Start of DATA SHOWN
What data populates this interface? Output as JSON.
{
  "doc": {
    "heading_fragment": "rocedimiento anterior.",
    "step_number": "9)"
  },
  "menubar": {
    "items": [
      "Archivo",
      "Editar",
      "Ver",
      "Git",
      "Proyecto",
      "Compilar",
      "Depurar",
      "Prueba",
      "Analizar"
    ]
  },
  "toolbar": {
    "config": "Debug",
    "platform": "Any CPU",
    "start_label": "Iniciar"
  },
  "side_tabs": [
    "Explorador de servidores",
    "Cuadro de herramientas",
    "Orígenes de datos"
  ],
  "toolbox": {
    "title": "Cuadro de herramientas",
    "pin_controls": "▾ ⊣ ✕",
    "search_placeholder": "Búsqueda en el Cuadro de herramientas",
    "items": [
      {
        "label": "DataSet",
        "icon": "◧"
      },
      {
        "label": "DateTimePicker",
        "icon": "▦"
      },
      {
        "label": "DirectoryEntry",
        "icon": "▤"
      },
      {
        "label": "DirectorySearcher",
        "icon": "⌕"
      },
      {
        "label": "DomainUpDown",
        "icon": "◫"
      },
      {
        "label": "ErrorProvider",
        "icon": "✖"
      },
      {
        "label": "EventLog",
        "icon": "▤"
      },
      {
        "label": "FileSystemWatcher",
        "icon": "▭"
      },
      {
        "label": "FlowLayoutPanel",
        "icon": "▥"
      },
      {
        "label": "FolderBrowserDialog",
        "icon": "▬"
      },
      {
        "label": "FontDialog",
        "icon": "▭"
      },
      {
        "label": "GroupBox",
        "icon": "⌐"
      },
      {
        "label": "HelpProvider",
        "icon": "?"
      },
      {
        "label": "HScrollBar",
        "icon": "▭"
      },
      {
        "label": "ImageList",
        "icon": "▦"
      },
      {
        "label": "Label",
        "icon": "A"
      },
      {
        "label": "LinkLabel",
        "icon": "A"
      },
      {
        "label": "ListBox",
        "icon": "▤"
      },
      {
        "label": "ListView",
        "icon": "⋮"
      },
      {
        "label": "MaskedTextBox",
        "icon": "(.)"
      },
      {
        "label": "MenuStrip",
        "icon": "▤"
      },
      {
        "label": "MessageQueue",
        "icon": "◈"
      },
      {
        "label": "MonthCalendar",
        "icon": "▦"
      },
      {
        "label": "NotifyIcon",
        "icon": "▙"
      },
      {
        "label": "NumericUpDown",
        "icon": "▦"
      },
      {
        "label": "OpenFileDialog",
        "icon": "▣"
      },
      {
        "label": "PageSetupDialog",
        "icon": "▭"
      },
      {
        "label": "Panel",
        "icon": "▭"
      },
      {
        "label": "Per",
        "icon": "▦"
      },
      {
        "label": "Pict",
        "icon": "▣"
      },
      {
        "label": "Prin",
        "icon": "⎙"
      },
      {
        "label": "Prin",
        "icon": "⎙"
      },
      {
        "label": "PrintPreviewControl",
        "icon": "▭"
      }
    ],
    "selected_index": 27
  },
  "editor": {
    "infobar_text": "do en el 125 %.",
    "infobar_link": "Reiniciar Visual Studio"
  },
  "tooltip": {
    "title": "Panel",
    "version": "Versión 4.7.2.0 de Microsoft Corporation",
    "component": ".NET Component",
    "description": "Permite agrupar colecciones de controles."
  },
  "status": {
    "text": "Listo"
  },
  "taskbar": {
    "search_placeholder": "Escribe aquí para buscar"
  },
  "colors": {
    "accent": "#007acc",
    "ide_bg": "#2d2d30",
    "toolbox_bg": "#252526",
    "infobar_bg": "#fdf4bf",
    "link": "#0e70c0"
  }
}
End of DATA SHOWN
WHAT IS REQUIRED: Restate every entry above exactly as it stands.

EXERCISE RESULT:
What data populates this interface? Output as JSON.
{
  "doc": {
    "heading_fragment": "rocedimiento anterior.",
    "step_number": "9)"
  },
  "menubar": {
    "items": [
      "Archivo",
      "Editar",
      "Ver",
      "Git",
      "Proyecto",
      "Compilar",
      "Depurar",
      "Prueba",
      "Analizar"
    ]
  },
  "toolbar": {
    "config": "Debug",
    "platform": "Any CPU",
    "start_label": "Iniciar"
  },
  "side_tabs": [
    "Explorador de servidores",
    "Cuadro de herramientas",
    "Orígenes de datos"
  ],
  "toolbox": {
    "title": "Cuadro de herramientas",
    "pin_controls": "▾ ⊣ ✕",
    "search_placeholder": "Búsqueda en el Cuadro de herramientas",
    "items": [
      {
        "label": "DataSet",
        "icon": "◧"
      },
      {
        "label": "DateTimePicker",
        "icon": "▦"
      },
      {
        "label": "DirectoryEntry",
        "icon": "▤"
      },
      {
        "label": "DirectorySearcher",
        "icon": "⌕"
      },
      {
        "label": "DomainUpDown",
        "icon": "◫"
      },
      {
        "label": "ErrorProvider",
        "icon": "✖"
      },
      {
        "label": "EventLog",
        "icon": "▤"
      },
      {
        "label": "FileSystemWatcher",
        "icon": "▭"
      },
      {
        "label": "FlowLayoutPanel",
        "icon": "▥"
      },
      {
        "label": "FolderBrowserDialog",
        "icon": "▬"
      },
      {
        "label": "FontDialog",
        "icon": "▭"
      },
      {
        "label": "GroupBox",
        "icon": "⌐"
      },
      {
        "label": "HelpProvider",
        "icon": "?"
      },
      {
        "label": "HScrollBar",
        "icon": "▭"
      },
      {
        "label": "ImageList",
        "icon": "▦"
      },
      {
        "label": "Label",
        "icon": "A"
      },
      {
        "label": "LinkLabel",
        "icon": "A"
      },
      {
        "label": "ListBox",
        "icon": "▤"
      },
      {
        "label": "ListView",
        "icon": "⋮"
      },
      {
        "label": "MaskedTextBox",
        "icon": "(.)"
      },
      {
        "label": "MenuStrip",
        "icon": "▤"
      },
      {
        "label": "MessageQueue",
        "icon": "◈"
      },
      {
        "label": "MonthCalendar",
        "icon": "▦"
      },
      {
        "label": "NotifyIcon",
        "icon": "▙"
      },
      {
        "label": "NumericUpDown",
        "icon": "▦"
      },
      {
        "label": "OpenFileDialog",
        "icon": "▣"
      },
      {
        "label": "PageSetupDialog",
        "icon": "▭"
      },
      {
        "label": "Panel",
        "icon": "▭"
      },
      {
        "label": "Per",
        "icon": "▦"
      },
      {
        "label": "Pict",
        "icon": "▣"
      },
      {
        "label": "Prin",
        "icon": "⎙"
      },
      {
        "label": "Prin",
        "icon": "⎙"
      },
      {
        "label": "PrintPreviewControl",
        "icon": "▭"
      }
    ],
    "selected_index": 27
  },
  "editor": {
    "infobar_text": "do en el 125 %.",
    "infobar_link": "Reiniciar Visual Studio"
  },
  "tooltip": {
    "title": "Panel",
    "version": "Versión 4.7.2.0 de Microsoft Corporation",
    "component": ".NET Component",
    "description": "Permite agrupar colecciones de controles."
  },
  "status": {
    "text": "Listo"
  },
  "taskbar": {
    "search_placeholder": "Escribe aquí para buscar"
  },
  "colors": {
    "accent": "#007acc",
    "ide_bg": "#2d2d30",
    "toolbox_bg": "#252526",
    "infobar_bg": "#fdf4bf",
    "link": "#0e70c0"
  }
}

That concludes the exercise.